‘I wish I was at school’: Syrian refugee Asmah, 15, films her life as a wife and mother
Child marriage, Days in the childhood development calendar, Double-shift schools, Education Cannot Wait, Education in emergencies, Girls' education, Refugees and internally displaced people, Right to education, Sarah Brown, Theirworld
Asmah is one of four out-of-school refugee children living in Turkey who spent six months documenting their lives on video for Theirworld.
Asmah is 15. A Syrian refugee living in Turkey, she got married at 12 and has two young daughters.

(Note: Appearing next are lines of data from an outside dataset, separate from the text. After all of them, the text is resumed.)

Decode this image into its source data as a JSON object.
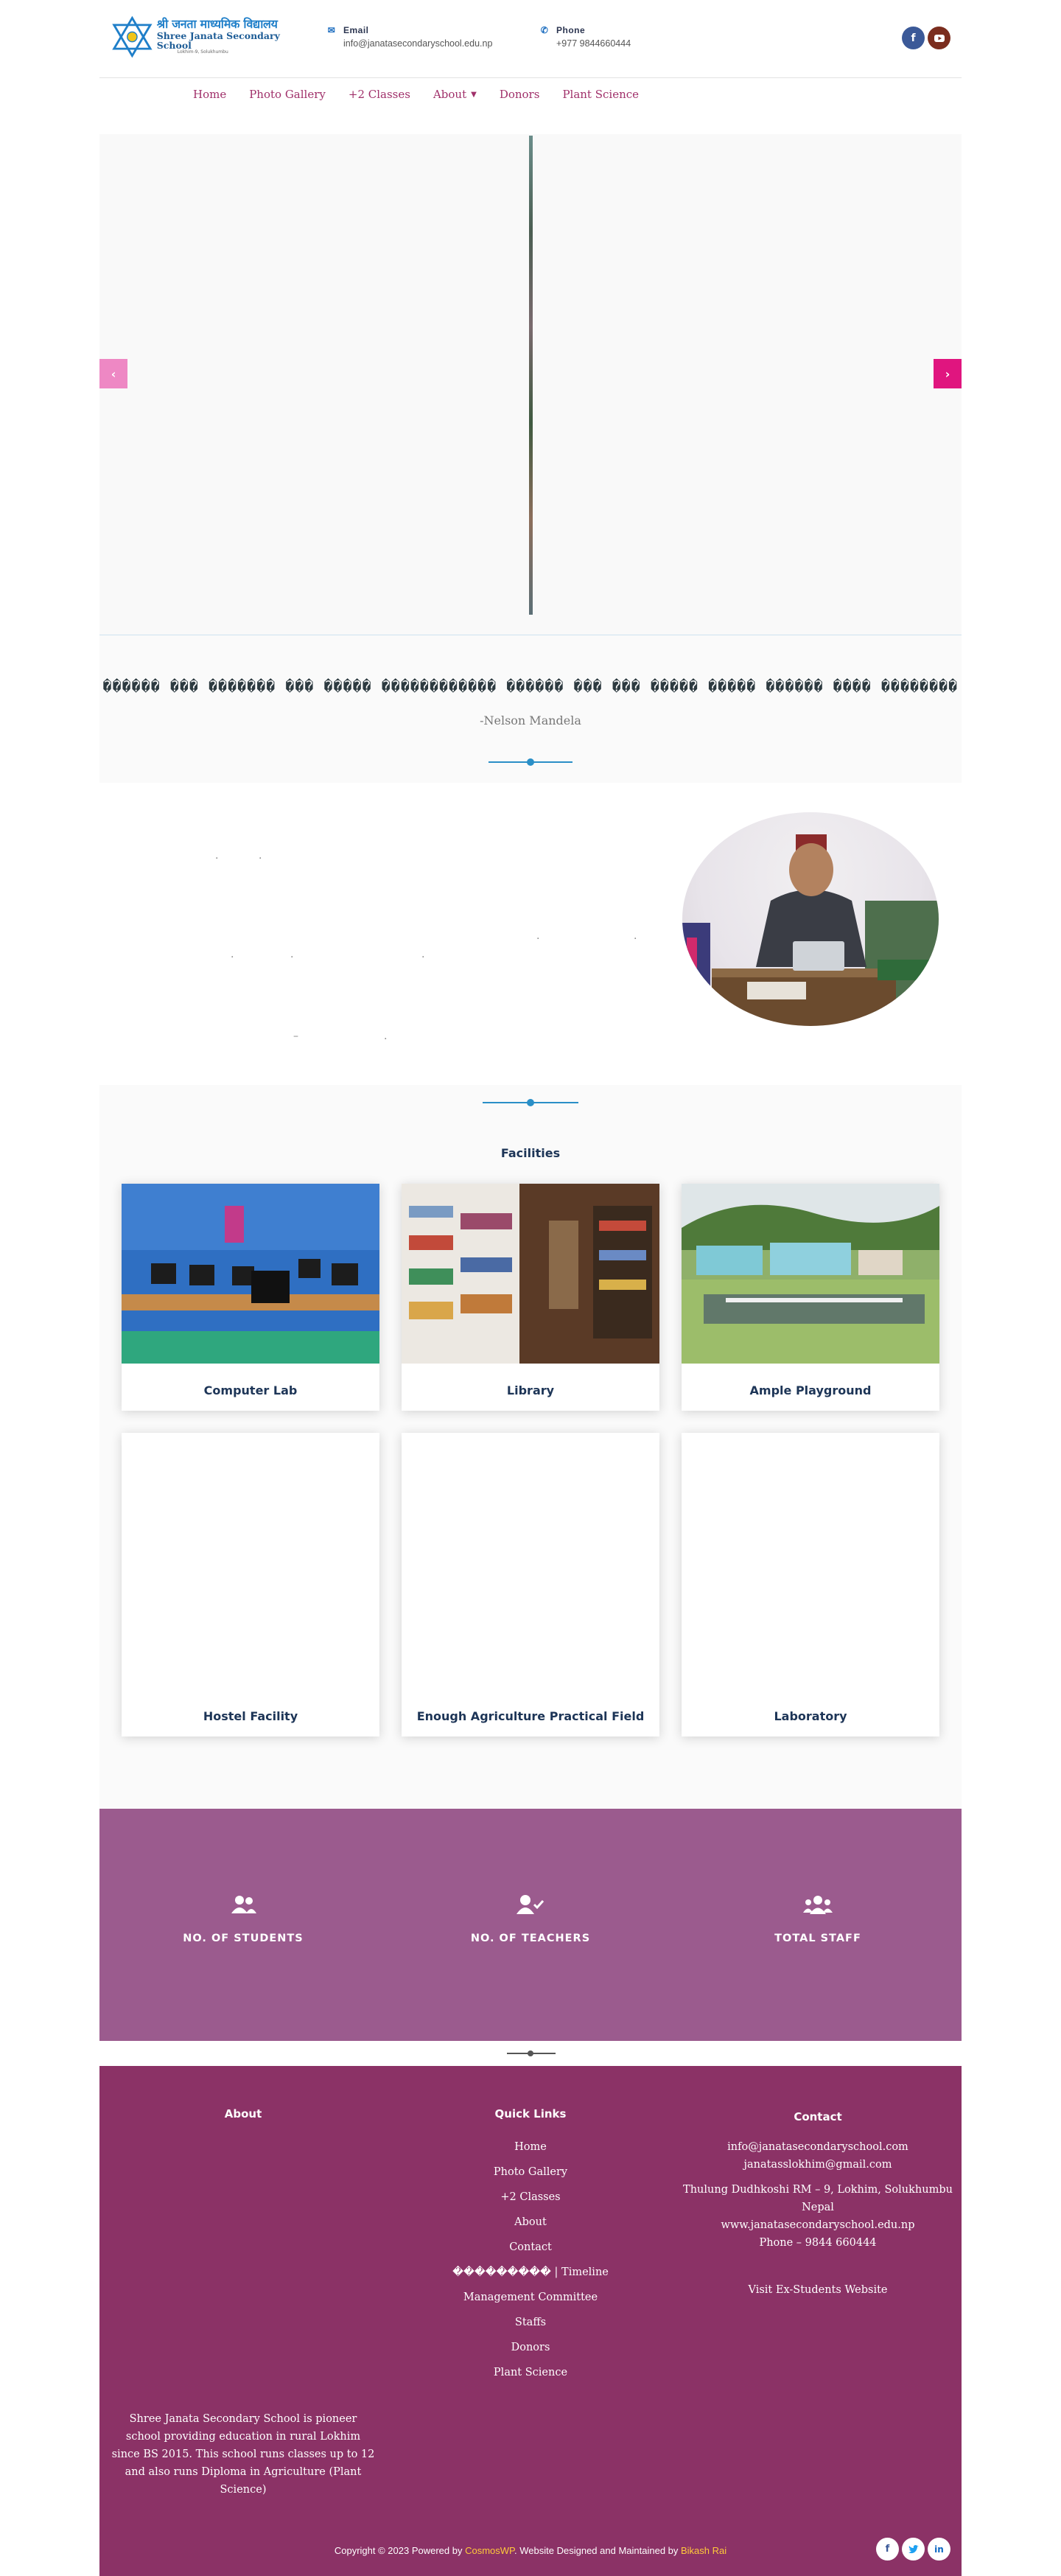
{
  "header": {
    "logo_nepali": "श्री जनता माध्यमिक विद्यालय",
    "logo_english": "Shree Janata Secondary School",
    "logo_sub": "Lokhim-9, Solukhumbu",
    "email_label": "Email",
    "email_value": "info@janatasecondaryschool.edu.np",
    "phone_label": "Phone",
    "phone_value": "+977 9844660444",
    "social_icons": [
      "facebook-icon",
      "youtube-icon"
    ]
  },
  "nav": {
    "items": [
      "Home",
      "Photo Gallery",
      "+2 Classes",
      "About",
      "Donors",
      "Plant Science"
    ]
  },
  "slider": {
    "prev_icon": "chevron-left-icon",
    "next_icon": "chevron-right-icon"
  },
  "quote": {
    "text": "������ ��� ������� ��� ����� ������������ ������ ��� ��� ����� ����� ������ ���� ��������",
    "author": "-Nelson Mandela"
  },
  "facilities": {
    "title": "Facilities",
    "cards": [
      "Computer Lab",
      "Library",
      "Ample Playground",
      "Hostel Facility",
      "Enough Agriculture Practical Field",
      "Laboratory"
    ]
  },
  "stats": {
    "items": [
      {
        "icon": "users-icon",
        "label": "NO. OF STUDENTS"
      },
      {
        "icon": "user-check-icon",
        "label": "NO. OF TEACHERS"
      },
      {
        "icon": "user-group-icon",
        "label": "TOTAL STAFF"
      }
    ]
  },
  "footer": {
    "about_title": "About",
    "about_text": "Shree Janata Secondary School is pioneer school providing education in rural Lokhim since BS 2015. This school runs classes up to 12 and also runs Diploma in Agriculture (Plant Science)",
    "quick_links_title": "Quick Links",
    "quick_links": [
      "Home",
      "Photo Gallery",
      "+2 Classes",
      "About",
      "Contact",
      "��������� | Timeline",
      "Management Committee",
      "Staffs",
      "Donors",
      "Plant Science"
    ],
    "contact_title": "Contact",
    "contact_email1": "info@janatasecondaryschool.com",
    "contact_email2": "janatasslokhim@gmail.com",
    "contact_address": "Thulung Dudhkoshi  RM – 9, Lokhim, Solukhumbu",
    "contact_country": "Nepal",
    "contact_web": "www.janatasecondaryschool.edu.np",
    "contact_phone": "Phone – 9844 660444",
    "ex_students_link": "Visit Ex-Students Website",
    "copyright_prefix": "Copyright © 2023 Powered by ",
    "copyright_brand": "CosmosWP",
    "copyright_middle": ". Website Designed and Maintained by ",
    "copyright_author": "Bikash Rai",
    "social_icons": [
      "facebook-icon",
      "twitter-icon",
      "linkedin-icon"
    ]
  },
  "colors": {
    "accent_pink": "#e0157f",
    "stats_bg": "#9b5b8e",
    "footer_bg": "#8b3266",
    "nav_text": "#a0306a",
    "heading": "#1d3557"
  }
}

“I wish I could still be in my country, at my school with my friends. My dream was to become an art teacher,” she says. “I feel heartbroken when I see my little brother going to school.”
Asmah is one of four Syrians who documented their daily lives to highlight why all refugee children should be in school.
World leaders promised last year there would be “No Lost Generation” of children as a result of the Syrian crisis.
Watch Asmah’s story
More than half of all Syrian refugee children in Turkey, Lebanon and Jordan are being given an education – and a future. But close to 500,000 children are still waiting for that promise to be kept.
As part of Theirworld’s #YouPromised campaign, we provided video cameras to four Syrian refugee children aged 12 to 16 who are not getting an education in Turkey.
Their powerful short films highlight the injustice and dangers they face – including early marriage, teenage pregnancy, child labour and exploitation.
Theirworld President Sarah Brown said: “We can see from these films that the lack of access to education for children in crisis has had very serious ramifications on their lives.
“World leaders made a commitment to ensure children would not miss out on education due to the Syria crisis. However, this promise has not been upheld.”
Asmah’s film is launched today on International Day of the Girl Child. The other three films will be released throughout October.
Asmah suffers from post-traumatic stress after her family escaped from Syria and fled to Turkey.
She often struggles to cope with the pressures of marrying early and taking care of her toddler and newborn.
Asmah says: “It’s a very tough feeling – to have two children, no job and be living in a foreign country,
“I hope my daughters will have a better life. I hope they will go to school and we will be in our homeland, Syria.”
Theirworld has been working in the region since 2012 to support Syrian refugees’ return to education.
We work with local partners to teach Syrian refugees Turkish in order to improve the quality of their learning in public schools. Theirworld also works with local teachers to train them how to best support children who have experienced trauma as a result of the conflict.